I don't think there is a dang logical thing about the aviation industry. But there are a few trends that I see some potential in happening.
One, I expect much smaller planes will dominate the high-end market - business and first class passengers will be more likely to take semi-chartered flights than major airline flights. Being more point to point, I expect to see a fuel savings here. It will, however, require more air traffic control. Advanced computer control and free-flight will probably become routine and may help alleviate this.
On the more common passenger level, I expect at some point to see a reversal of the smaller aircraft, switching to larger aircraft with less frequent schedules. Particularly as the business traveler switches to smaller semi-chartered flights (which very well may be run by the airlines), to save money larger aircraft with cater to the tourist class. This will also save fuel, which I don't see being replaced anytime soon. Eventually we might find an outsourcing model - only one or two airlines actually operate planes - the rest simply sell seats and outsource the flying. Things such as logo jets and total in flight advertising become routine.
I see little change in the check-in process. Eventually airports will be able to invest in infrastructure to clear larger numbers of people through security, but this will only realistically be done by increasing the amount of people and space dedicated to this function. Perhaps we will find less centralized cases of this, and a bigger dispersal of security checkpoints.
I would love to see rail become more dominant in the US between cities. Especially as aircraft get larger, rail connections between airports and smaller cities would become more viable. The typical trip would likely involve picking up a train from one city to a central large airport, flying between two large airports, and a final rail journey to your final city. A train can connect one airport and several small cities in one trip fairly efficiently, cutting down on the number of airports than an airline needs to serve by plane.
Of course, very few changes happen for a logical, planned reason. Most are immediate responses to immediate crisis with little thought to the long term. So who really knows what will happen?
"Six becoming three doesn't create more Americans that want to fly." -Adam Pilarski
Rwessel From United States of America, joined Jan 2007, 1991 posts, RR: 2 Reply 13, posted (6 years 1 month 4 weeks 16 hours ago) and read 1820 times:
Quoting PlymSpotter (Reply 6): There are processes which can transform Methane into Natural Gas, currently a proportion of Natural gas still has to be added to make up the balance
Natural gas as delivered to end users is almost pure methane. Raw natural gas (usually about 75-90% methane) contains a significant amount of ethane and propane, some heavier hydrocarbons, and a bunch of other junk that has to be cooked out.

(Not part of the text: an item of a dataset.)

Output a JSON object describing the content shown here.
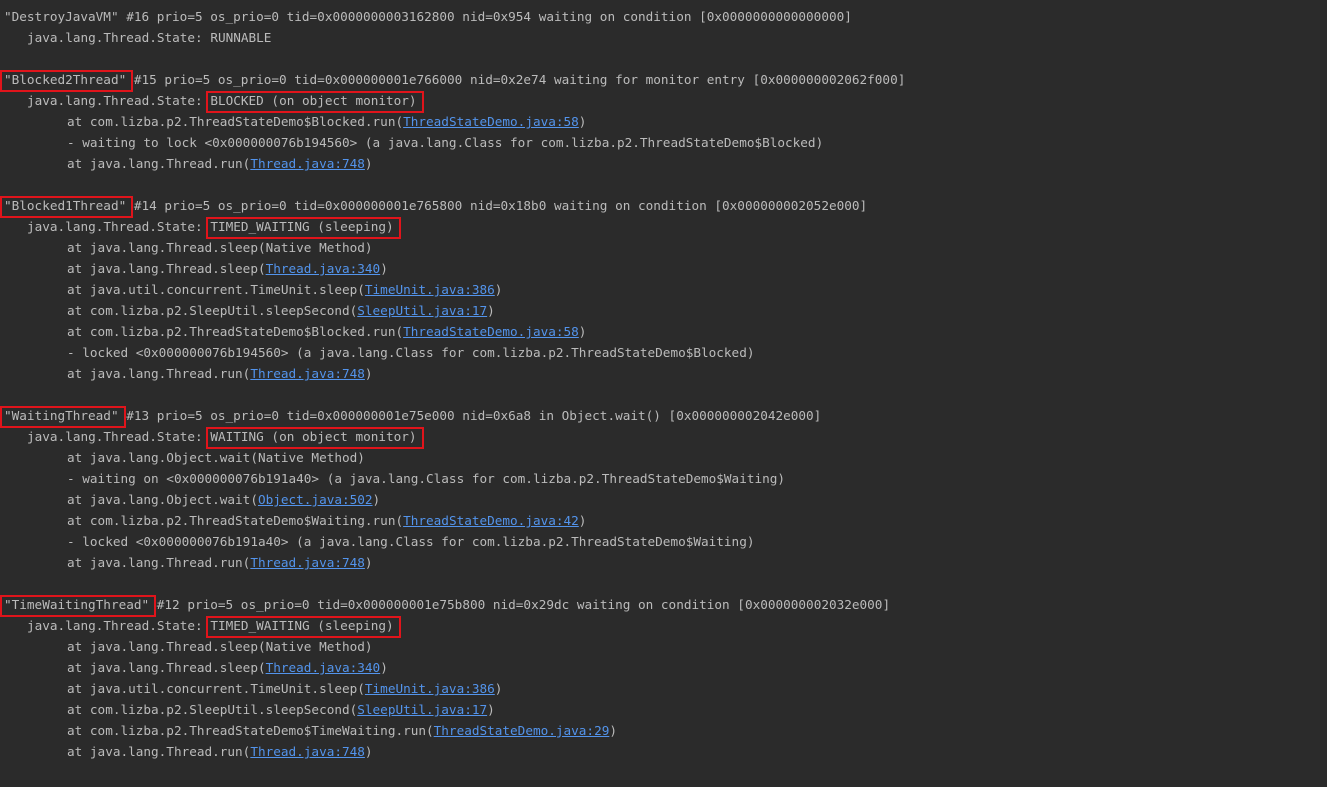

You may be confusing this with the processing that many other methane sources require - for example, many biological sources generate a gas that's about half methane and half carbon dioxide, that has to be processed (again into mostly pure methane) before delivery to end users.
SEPilot From United States of America, joined Dec 2006, 6262 posts, RR: 39 Reply 14, posted (6 years 1 month 4 weeks 12 hours ago) and read 1758 times:
I think we will either develop oil shale (by far the most abundant petroleum source on the planet, and the vast majority of it in the US) and/or synthetic petroleum from organic waste. I do not forsee a departure from a kerosene-type fuel; it will be far cheaper to develop a new fuel compatible with existing engines than to replace them all, which would also mean that during the transition a dual fuel supply would have to be maintained. The same goes for road travel; whatever new fuel is developed will need to be compatible (perhaps with some modifications) with existing engines; there are just too many of them out there that require gasoline or diesel.
The problem with making things foolproof is that fools are so doggone ingenious...Dan Keebler